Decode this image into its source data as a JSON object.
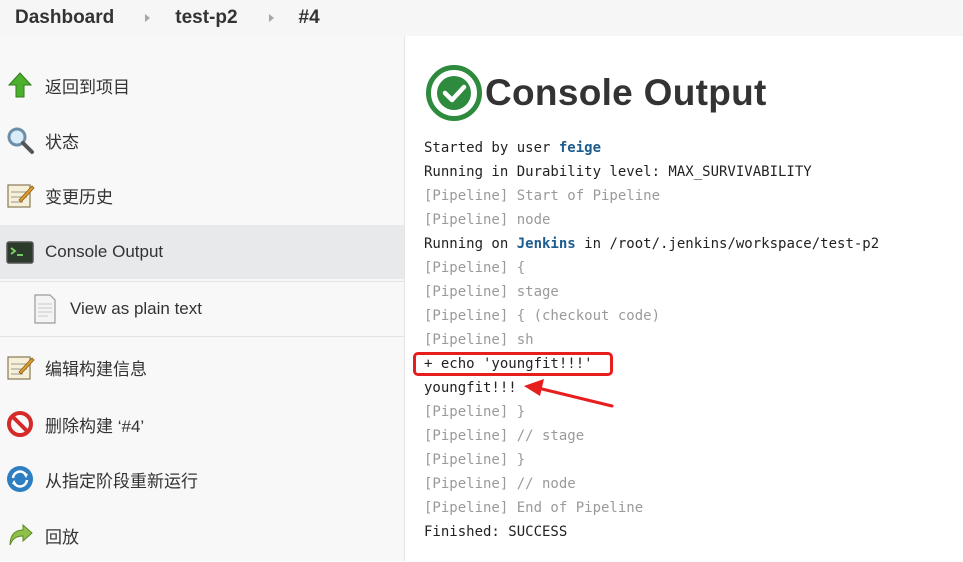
{
  "breadcrumb": {
    "items": [
      "Dashboard",
      "test-p2",
      "#4"
    ]
  },
  "sidebar": {
    "items": [
      {
        "label": "返回到项目",
        "icon": "up-arrow-icon"
      },
      {
        "label": "状态",
        "icon": "search-icon"
      },
      {
        "label": "变更历史",
        "icon": "notepad-icon"
      },
      {
        "label": "Console Output",
        "icon": "terminal-icon",
        "active": true
      },
      {
        "label": "View as plain text",
        "icon": "document-icon"
      },
      {
        "label": "编辑构建信息",
        "icon": "notepad-icon"
      },
      {
        "label": "删除构建 ‘#4’",
        "icon": "no-entry-icon"
      },
      {
        "label": "从指定阶段重新运行",
        "icon": "refresh-icon"
      },
      {
        "label": "回放",
        "icon": "replay-arrow-icon"
      }
    ]
  },
  "main": {
    "title": "Console Output",
    "status_icon": "success-check-icon",
    "console": {
      "started_prefix": "Started by user ",
      "started_user": "feige",
      "durability": "Running in Durability level: MAX_SURVIVABILITY",
      "pipe1": "[Pipeline] Start of Pipeline",
      "pipe2": "[Pipeline] node",
      "running_prefix": "Running on ",
      "running_node": "Jenkins",
      "running_suffix": " in /root/.jenkins/workspace/test-p2",
      "pipe3": "[Pipeline] {",
      "pipe4": "[Pipeline] stage",
      "pipe5": "[Pipeline] { (checkout code)",
      "pipe6": "[Pipeline] sh",
      "echo_cmd": "+ echo 'youngfit!!!'",
      "echo_out": "youngfit!!!",
      "pipe7": "[Pipeline] }",
      "pipe8": "[Pipeline] // stage",
      "pipe9": "[Pipeline] }",
      "pipe10": "[Pipeline] // node",
      "pipe11": "[Pipeline] End of Pipeline",
      "finished": "Finished: SUCCESS"
    }
  },
  "colors": {
    "success_green": "#2e8b3d",
    "link_blue": "#1d5d90",
    "annotation_red": "#e61e1e"
  }
}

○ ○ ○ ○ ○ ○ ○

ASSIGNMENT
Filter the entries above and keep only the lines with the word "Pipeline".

ANSWER FOR THIS EXERCISE
      "pipe1": "[Pipeline] Start of Pipeline",
      "pipe2": "[Pipeline] node",
      "pipe3": "[Pipeline] {",
      "pipe4": "[Pipeline] stage",
      "pipe5": "[Pipeline] { (checkout code)",
      "pipe6": "[Pipeline] sh",
      "pipe7": "[Pipeline] }",
      "pipe8": "[Pipeline] // stage",
      "pipe9": "[Pipeline] }",
      "pipe10": "[Pipeline] // node",
      "pipe11": "[Pipeline] End of Pipeline",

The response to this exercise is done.